Lately, Chris has been a little forgetful. She forgot her doctor’s appointment two months in a row (now she needs to reschedule again). And before she went to bed she even overlooked running the dishwasher (I guess this morning she will have to handwash her coffee cup). Lately, she’s been allowing things slip through the cracks. Chris has been feeling mentally fatigued and drained all the time but, curiously, she doesn’t feel forgetful.
Only when that feeling is sneaking up on you, will you begin to recognize it. Frequently, though, the problem isn’t your memory, in spite of how forgetful you may appear. Your hearing is the actual problem. And that means there’s one small device, a hearing aid, that can assist you to substantially improve your memory.
How to Improve Your Memory And Overall Cognitive Function

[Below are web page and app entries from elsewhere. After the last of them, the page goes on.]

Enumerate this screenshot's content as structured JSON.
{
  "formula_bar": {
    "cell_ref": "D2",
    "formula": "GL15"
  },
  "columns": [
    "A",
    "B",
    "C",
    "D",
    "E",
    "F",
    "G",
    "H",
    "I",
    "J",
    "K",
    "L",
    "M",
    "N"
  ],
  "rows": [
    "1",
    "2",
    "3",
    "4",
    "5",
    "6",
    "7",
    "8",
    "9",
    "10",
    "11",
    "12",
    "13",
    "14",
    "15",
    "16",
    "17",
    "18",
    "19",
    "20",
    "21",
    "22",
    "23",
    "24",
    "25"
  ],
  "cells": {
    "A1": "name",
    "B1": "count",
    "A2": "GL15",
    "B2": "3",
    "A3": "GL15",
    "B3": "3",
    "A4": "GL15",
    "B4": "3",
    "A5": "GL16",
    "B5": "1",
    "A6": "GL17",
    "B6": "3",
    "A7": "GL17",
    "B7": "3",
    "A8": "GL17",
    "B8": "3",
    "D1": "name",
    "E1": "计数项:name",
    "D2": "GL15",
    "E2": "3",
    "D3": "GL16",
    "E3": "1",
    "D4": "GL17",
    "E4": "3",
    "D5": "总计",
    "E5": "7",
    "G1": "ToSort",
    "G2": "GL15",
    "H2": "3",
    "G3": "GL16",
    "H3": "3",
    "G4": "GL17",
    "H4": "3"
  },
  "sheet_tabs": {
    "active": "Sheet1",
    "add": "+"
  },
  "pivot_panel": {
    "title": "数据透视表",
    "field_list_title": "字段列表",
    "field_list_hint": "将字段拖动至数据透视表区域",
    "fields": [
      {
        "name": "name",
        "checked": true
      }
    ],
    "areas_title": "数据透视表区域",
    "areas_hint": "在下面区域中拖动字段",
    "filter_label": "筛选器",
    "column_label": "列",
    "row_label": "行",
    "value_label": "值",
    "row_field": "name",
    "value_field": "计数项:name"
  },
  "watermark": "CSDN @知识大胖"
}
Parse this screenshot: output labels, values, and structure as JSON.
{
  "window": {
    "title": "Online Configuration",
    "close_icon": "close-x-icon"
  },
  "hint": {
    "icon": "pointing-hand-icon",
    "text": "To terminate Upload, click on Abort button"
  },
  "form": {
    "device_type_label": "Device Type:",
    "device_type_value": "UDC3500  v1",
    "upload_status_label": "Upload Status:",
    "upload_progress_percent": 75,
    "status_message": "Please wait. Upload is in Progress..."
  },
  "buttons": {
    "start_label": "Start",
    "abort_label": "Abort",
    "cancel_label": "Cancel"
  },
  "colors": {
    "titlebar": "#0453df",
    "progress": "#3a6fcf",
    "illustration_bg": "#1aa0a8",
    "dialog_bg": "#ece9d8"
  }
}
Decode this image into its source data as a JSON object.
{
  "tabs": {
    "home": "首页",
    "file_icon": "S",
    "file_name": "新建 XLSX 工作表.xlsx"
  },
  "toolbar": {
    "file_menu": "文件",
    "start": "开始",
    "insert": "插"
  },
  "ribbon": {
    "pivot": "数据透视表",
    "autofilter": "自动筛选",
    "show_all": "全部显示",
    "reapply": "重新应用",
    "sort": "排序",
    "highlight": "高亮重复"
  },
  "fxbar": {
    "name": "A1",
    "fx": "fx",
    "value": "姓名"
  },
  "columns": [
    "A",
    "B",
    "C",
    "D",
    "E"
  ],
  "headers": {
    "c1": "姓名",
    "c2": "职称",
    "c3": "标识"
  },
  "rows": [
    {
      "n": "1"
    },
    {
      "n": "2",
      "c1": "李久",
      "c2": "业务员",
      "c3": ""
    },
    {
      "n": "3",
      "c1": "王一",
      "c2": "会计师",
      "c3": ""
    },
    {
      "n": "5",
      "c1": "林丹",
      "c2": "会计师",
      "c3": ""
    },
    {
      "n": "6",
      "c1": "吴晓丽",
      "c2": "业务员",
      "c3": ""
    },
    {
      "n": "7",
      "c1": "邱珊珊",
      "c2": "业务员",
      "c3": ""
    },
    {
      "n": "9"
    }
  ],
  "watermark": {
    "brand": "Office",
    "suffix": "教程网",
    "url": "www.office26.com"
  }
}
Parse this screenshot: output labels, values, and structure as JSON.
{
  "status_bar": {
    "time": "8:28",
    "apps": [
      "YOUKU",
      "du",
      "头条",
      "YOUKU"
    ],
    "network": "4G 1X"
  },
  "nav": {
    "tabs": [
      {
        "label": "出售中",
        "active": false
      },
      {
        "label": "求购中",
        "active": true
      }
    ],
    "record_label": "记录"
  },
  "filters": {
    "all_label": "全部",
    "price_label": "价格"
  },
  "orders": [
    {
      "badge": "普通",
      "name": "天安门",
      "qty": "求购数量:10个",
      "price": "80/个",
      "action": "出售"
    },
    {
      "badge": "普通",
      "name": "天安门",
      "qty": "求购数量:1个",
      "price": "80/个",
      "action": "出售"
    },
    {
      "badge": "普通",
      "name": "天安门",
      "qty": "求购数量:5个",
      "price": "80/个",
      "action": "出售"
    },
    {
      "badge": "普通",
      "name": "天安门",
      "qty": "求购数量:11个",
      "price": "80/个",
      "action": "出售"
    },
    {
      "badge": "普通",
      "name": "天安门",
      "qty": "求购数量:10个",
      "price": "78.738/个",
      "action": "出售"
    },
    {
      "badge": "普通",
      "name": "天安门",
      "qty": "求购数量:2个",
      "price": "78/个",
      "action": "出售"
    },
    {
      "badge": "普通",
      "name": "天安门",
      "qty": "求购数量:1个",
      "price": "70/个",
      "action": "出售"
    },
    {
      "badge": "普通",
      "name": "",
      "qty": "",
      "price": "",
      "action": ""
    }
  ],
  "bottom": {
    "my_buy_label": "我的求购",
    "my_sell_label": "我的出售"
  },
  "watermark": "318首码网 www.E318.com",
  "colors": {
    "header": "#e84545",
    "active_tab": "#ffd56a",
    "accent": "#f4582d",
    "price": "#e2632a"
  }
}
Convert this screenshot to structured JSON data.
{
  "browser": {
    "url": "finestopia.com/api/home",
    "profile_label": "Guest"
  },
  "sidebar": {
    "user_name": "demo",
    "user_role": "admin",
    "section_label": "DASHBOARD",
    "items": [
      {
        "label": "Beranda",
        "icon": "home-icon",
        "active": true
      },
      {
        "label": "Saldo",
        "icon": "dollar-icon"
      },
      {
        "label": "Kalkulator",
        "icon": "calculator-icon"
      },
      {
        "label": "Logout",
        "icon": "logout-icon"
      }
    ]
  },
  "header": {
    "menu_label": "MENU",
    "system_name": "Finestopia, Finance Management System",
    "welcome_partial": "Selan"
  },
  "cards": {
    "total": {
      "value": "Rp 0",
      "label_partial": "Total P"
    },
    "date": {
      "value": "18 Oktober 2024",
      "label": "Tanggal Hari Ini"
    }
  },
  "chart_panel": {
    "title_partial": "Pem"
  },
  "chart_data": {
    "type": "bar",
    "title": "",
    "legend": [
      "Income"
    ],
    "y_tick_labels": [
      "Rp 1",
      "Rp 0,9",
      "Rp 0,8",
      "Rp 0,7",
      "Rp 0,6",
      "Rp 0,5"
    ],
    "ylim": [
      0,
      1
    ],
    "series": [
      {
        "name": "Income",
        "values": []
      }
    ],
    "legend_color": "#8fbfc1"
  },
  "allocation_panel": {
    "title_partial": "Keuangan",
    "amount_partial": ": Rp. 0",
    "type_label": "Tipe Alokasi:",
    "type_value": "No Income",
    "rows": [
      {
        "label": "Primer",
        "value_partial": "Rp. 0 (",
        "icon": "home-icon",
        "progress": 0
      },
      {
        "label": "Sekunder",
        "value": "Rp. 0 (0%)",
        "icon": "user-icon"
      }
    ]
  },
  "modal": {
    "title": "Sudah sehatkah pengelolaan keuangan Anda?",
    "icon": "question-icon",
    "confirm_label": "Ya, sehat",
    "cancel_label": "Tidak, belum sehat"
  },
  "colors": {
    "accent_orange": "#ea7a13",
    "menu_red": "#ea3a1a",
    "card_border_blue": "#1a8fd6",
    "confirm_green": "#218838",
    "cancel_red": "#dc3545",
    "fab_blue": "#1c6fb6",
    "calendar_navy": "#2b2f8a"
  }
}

So, having a hearing exam is the first step to improve your memory so you will remember that eye exam and not forget anyone’s name at the next meeting. A hearing assessment will be able to figure out if you have hearing loss and how bad any impairment may be.
Chris hesitates, though, because she hasn’t noticed any symptoms or signs of hearing loss. She can hear in noisy rooms fairly well enough. And when she’s at work, she doesn’t have a problem hearing team members.
But she might have some amount of hearing loss despite the fact that she hasn’t recognized any symptoms yet. As a matter of fact, memory loss is commonly one of the very first noticeable signs of hearing loss. And it all involves brain strain. It works like this:
- Gradually and almost imperceptibly, your hearing begins to fade.
- Your ears detect a lack of sound, however slight.
- The sounds that you can hear, have to be amplified and translated which makes your brain work extra hard.
- You can’t detect any real difference but in order to comprehend sound your brain needs to work overtime.
Your brain only has a limited amount of processing power which can really be stressed by that sort of strain. So things like memory and cognitive function get pushed to the back.
Hearing Loss And Dementia
If you take memory loss to its most obvious extremes, you may end up looking at something like dementia. And hearing loss and dementia do have a link, though what the actual cause-effect relationship is, remains rather uncertain. Still, there is an elevated risk of cognitive decline in those who have neglected hearing loss, beginning with some moderate memory issues and escalating to more serious cognitive problems.
Hearing Aids And Warding Off Fatigue
This is why it’s important to manage your hearing loss. Significant improvement in cognitive function was noted in 97.3% of individuals with hearing loss who used hearing aids for at least 18 months according to one study.
Various other research has revealed similar benefits. It’s unquestionably helpful to wear hearing aids. Your general cognitive function improves when your brain doesn’t have to struggle as hard to hear. Memory loss and issues with cognitive function can have lots of complex factors and hearing aids aren’t always a magic bullet.
Memory Loss Can be The First Signal of Hearing Loss
This kind of memory loss is typically temporary, it’s a sign of mental fatigue more than a fundamental change in how your brain operates. But that can change if the fundamental issues remain un-addressed.
Memory loss, then, can be somewhat of an early warning system. You should make an appointment with your hearing specialist as soon as you recognize these symptoms. Your memory will likely return to normal when your underlying hearing issues are dealt with.
As an added bonus, your hearing health will most likely improve, too. The decline in your hearing will be slowed dramatically by using hearing aids. These little devices, in a sense, will improve your overall health not just your hearing.